Greg -   We certainly are excited.  It’s the first time that anybody has been able to demonstrate a sort of bidirectional switch like this in any animal as far as we’re aware.  Now, in terms of what's controlling it, one of the nice things about the fly system is that we have a really good idea about that.  So, there's a particular gene called fruitless is a transcription factor that means it controls other genes.  This fruitless gene is actually only active males.  So, the action of fruitless in males is to rewire the A and B neurons.  So, what you can imagine is that fruitless unplugs the B neurons and it plugs in the A neurons.  Normally in females, the default wiring pattern is that the B neurons will be plugged in and A neurons will not.

HPrinted circuit boardannah -   So, if you take the analogy of a train on rail tracks, imagine the pheromone signal cVA is the train and the rail tracks are the cables with which the nerve cells and the circuit communicates.  In both sexes, the train on the rail tracks goes past the first station – so the first nerve cell on the antenna.  The cVA train goes past the second nerve cell deeper in the brain, and then at the level of the third nerve cell, something different happens.  Here, the train can either go to station A to the right or station B to the left.  So, in the female flies, the train will turn left and go to one part of the fly’s brain and in male flies, the train will go to the right, and this controls mating behaviour.  Greg and his lab have found this out and also, that the simple circuit switch directing the train route is controlled by the gene fruitless.

Greg -   What we’ve even been able to show is that the action of this gene only needs to be restricted to the A or the B neurons, and the rest of the brain doesn’t need the action of this gene in order to flip this switch.
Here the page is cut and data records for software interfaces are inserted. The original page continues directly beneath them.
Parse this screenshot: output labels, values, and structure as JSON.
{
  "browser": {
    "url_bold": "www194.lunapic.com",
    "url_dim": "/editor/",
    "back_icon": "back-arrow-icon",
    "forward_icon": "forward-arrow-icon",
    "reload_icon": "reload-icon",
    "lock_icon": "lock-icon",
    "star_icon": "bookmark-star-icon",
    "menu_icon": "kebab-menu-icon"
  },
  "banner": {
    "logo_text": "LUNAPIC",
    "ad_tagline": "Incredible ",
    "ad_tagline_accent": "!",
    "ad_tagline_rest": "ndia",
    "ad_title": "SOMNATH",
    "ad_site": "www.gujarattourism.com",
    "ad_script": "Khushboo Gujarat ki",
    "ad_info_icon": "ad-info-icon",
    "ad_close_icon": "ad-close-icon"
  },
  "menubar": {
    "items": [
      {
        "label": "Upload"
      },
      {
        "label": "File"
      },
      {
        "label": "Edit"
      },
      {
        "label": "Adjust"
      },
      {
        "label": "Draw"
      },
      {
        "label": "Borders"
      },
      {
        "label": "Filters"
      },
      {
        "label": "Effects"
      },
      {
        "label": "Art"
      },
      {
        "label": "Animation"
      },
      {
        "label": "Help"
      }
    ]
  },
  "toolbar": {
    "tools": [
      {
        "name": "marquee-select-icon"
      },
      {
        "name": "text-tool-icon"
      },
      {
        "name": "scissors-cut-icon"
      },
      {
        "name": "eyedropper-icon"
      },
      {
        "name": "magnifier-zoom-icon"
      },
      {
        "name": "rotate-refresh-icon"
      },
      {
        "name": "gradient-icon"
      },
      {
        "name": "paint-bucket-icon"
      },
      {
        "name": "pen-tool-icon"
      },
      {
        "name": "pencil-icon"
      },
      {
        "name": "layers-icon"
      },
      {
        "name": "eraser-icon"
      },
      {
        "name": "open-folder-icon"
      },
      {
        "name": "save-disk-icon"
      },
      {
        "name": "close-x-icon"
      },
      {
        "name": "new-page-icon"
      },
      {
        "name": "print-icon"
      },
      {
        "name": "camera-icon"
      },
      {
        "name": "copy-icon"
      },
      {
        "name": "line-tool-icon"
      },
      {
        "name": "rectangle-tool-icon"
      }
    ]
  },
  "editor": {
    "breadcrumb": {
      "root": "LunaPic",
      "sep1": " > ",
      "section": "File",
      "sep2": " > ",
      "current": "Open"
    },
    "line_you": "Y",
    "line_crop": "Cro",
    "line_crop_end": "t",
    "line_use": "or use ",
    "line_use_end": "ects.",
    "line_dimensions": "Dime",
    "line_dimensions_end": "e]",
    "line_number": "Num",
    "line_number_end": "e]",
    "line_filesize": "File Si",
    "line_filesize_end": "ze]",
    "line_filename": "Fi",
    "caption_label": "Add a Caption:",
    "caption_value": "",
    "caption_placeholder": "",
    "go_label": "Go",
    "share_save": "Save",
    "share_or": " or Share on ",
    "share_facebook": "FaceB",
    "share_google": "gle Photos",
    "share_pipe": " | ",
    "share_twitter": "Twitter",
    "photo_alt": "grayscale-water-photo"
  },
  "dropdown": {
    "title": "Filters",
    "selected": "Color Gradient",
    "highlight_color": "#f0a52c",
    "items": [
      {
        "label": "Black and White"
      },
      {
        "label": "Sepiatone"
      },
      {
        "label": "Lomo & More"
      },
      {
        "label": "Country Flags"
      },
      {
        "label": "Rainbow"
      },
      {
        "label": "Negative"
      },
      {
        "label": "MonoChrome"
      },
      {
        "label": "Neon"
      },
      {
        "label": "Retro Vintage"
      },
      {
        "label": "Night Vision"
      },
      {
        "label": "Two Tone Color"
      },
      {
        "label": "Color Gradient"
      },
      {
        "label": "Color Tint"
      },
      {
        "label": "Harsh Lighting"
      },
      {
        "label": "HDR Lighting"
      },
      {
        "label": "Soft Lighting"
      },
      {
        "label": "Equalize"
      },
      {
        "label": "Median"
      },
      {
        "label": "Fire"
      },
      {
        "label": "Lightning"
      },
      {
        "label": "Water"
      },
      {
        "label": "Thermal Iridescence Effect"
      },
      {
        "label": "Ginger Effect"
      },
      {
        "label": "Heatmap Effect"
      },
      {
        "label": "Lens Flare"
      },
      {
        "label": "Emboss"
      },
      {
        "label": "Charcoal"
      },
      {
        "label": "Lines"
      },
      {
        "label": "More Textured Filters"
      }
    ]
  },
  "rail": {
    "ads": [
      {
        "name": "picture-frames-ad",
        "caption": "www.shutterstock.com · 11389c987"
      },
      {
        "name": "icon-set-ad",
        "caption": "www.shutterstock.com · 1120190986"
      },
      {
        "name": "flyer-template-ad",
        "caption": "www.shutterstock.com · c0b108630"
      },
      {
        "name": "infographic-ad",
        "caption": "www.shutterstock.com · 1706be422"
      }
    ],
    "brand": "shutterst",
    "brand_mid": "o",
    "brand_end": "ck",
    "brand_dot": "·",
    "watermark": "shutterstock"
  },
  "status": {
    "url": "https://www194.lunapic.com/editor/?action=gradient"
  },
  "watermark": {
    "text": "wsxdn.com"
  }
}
Hannah -   So, does that mean then that you can express fruitless in female baby flies and then change their behaviour so that they become male courting aggressive flies?

Greg -   So, we haven't done that experiment, but somebody else has, Barry Dickson’s lab in Vienna, and that’s exactly what they found.  So, they caused fruitless to be expressed in the male pattern in female flies, all the way through development.  And the result of that was female flies that will actually try and mate with other females.  And what we think we found is this little switch in olfactory processing is one of the changes that is required to turn a female brain into a male brain and produce these kinds of behavioural differences.

Hannah -   So, that was Dr. Greg Jefferis from Cambridge, discussing how a switch within a simple 3-circuit system switches on mating mode in male and female flies.  I also asked Greg whether such pheromones and such a switch may exist in humans.  He emphasised that human brain is very, very complex and it’s hard to study these kinds of questions in humans at the moment.  We don’t have a clear answer, but he’s not about to start buying pheromones that are being sold over the internet just yet.



Subscribe Free

Related Content


Make a comment

See the whole discussion | Make a comment

Not working please enable javascript
Powered by UKfast
Genetics Society